Saved entries:
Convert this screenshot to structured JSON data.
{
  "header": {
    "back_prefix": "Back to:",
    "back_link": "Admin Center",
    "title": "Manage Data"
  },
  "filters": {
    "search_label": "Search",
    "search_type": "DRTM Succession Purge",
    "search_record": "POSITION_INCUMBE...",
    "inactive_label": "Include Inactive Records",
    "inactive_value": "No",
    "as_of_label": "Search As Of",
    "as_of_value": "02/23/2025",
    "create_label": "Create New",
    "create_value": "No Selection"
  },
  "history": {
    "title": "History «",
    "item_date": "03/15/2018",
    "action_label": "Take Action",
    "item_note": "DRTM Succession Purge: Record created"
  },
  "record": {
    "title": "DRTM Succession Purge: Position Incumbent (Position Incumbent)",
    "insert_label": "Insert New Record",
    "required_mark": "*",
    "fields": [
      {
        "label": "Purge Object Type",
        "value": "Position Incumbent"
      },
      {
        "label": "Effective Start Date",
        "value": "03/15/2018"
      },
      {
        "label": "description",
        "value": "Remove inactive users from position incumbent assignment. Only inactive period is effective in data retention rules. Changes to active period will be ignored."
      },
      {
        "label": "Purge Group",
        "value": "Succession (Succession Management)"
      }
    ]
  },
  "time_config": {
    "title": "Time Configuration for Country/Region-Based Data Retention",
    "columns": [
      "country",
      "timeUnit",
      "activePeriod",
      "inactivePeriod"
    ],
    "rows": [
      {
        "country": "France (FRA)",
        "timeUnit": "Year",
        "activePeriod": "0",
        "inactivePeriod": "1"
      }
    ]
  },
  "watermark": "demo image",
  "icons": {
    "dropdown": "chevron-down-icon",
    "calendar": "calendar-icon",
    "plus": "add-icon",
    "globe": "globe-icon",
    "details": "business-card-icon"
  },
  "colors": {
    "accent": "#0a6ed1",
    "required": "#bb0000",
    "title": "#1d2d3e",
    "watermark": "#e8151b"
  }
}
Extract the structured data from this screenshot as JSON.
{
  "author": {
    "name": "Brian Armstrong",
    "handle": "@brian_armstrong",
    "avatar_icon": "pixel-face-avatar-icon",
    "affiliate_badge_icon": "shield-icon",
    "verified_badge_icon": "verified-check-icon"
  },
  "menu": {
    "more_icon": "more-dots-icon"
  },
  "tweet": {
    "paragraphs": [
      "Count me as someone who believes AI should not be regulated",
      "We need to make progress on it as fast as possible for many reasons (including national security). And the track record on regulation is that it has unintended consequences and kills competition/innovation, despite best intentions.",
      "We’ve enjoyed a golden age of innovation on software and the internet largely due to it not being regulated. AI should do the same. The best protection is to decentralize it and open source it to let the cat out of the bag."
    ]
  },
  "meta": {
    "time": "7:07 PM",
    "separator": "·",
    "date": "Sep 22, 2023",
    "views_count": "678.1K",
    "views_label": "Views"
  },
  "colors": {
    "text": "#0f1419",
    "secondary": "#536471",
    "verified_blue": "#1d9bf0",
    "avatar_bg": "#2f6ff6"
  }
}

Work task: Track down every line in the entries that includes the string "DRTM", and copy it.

Task output:
    "search_type": "DRTM Succession Purge",
    "item_note": "DRTM Succession Purge: Record created"
    "title": "DRTM Succession Purge: Position Incumbent (Position Incumbent)",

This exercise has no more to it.